On the forecast track the center of Odile is moving into northwestern mainland Mexico. Maximum sustained winds are near 40 mph (65 kph) and rapid weakening is expected as Odile moves over the mainland.
Tropical storm-force winds and heavy amounts of rainfall have been recorded today, Sept. 17. The National Hurricane Center noted that a wind gust to 41 mph (66 kph) was reported at Caborca in the Mexican state of Sonora during the morning hours. A rainfall total of 2.57 inches (62 mm) was observed at Caborca, Mexico.
The heavy rain that TRMM was measuring is expected to continue as Odile tracks slowly over mainland Mexico.
Moisture ahead of Odile is expected to produce rainfall amounts of 3 to 6 inches with isolated totals of 9 inches across southeastern Arizona and southwestern New Mexico, possibly extending into western Texas through Friday, September 19.
Text credit: Rob Gutro
NASA's Goddard Space Flight Center
Rob Gutro | Eurek Alert!
Greenland ice flow likely to speed up: New data assert glaciers move over sediment, which gets more slippery as it gets wetter
17.08.2017 | Swansea University
Climate change: In their old age, trees still accumulate large quantities of carbon
17.08.2017 | Universität Hamburg
Whether you call it effervescent, fizzy, or sparkling, carbonated water is making a comeback as a beverage. Aside from quenching thirst, researchers at the University of Illinois at Urbana-Champaign have discovered a new use for these "bubbly" concoctions that will have major impact on the manufacturer of the world's thinnest, flattest, and one most useful materials -- graphene.

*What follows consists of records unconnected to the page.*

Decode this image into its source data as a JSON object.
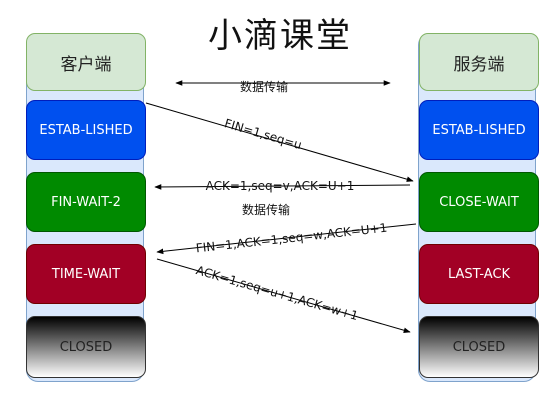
{
  "title": "小滴课堂",
  "client": {
    "header": "客户端",
    "states": [
      "ESTAB-LISHED",
      "FIN-WAIT-2",
      "TIME-WAIT",
      "CLOSED"
    ]
  },
  "server": {
    "header": "服务端",
    "states": [
      "ESTAB-LISHED",
      "CLOSE-WAIT",
      "LAST-ACK",
      "CLOSED"
    ]
  },
  "messages": {
    "data_transfer_top": "数据传输",
    "fin1": "FIN=1,seq=u",
    "ack1": "ACK=1,seq=v,ACK=U+1",
    "data_transfer_mid": "数据传输",
    "fin2": "FIN=1,ACK=1,seq=w,ACK=U+1",
    "ack2": "ACK=1,seq=u+1,ACK=w+1"
  },
  "colors": {
    "header_fill": "#d5e8d4",
    "established": "#0050ef",
    "wait": "#008a00",
    "time_wait": "#a20025",
    "column_bg": "#dae8fc"
  }
}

As graphene's popularity grows as an advanced "wonder" material, the speed and quality at which it can be manufactured will be paramount. With that in mind,...
Physicists at the University of Bonn have managed to create optical hollows and more complex patterns into which the light of a Bose-Einstein condensate flows. The creation of such highly low-loss structures for light is a prerequisite for complex light circuits, such as for quantum information processing for a new generation of computers. The researchers are now presenting their results in the journal Nature Photonics.
Light particles (photons) occur as tiny, indivisible portions. Many thousands of these light portions can be merged to form a single super-photon if they are...
For the first time, scientists have shown that circular RNA is linked to brain function. When a RNA molecule called Cdr1as was deleted from the genome of mice, the animals had problems filtering out unnecessary information – like patients suffering from neuropsychiatric disorders.
While hundreds of circular RNAs (circRNAs) are abundant in mammalian brains, one big question has remained unanswered: What are they actually good for? In the...
An experimental small satellite has successfully collected and delivered data on a key measurement for predicting changes in Earth's climate.
The Radiometer Assessment using Vertically Aligned Nanotubes (RAVAN) CubeSat was launched into low-Earth orbit on Nov. 11, 2016, in order to test new...
A study led by scientists of the Max Planck Institute for the Structure and Dynamics of Matter (MPSD) at the Center for Free-Electron Laser Science in Hamburg presents evidence of the coexistence of superconductivity and “charge-density-waves” in compounds of the poorly-studied family of bismuthates. This observation opens up new perspectives for a deeper understanding of the phenomenon of high-temperature superconductivity, a topic which is at the core of condensed matter research since more than 30 years. The paper by Nicoletti et al has been published in the PNAS.
Since the beginning of the 20th century, superconductivity had been observed in some metals at temperatures only a few degrees above the absolute zero (minus...
16.08.2017 | Event News
04.08.2017 | Event News
26.07.2017 | Event News
21.08.2017 | Materials Sciences
21.08.2017 | Health and Medicine
21.08.2017 | Materials Sciences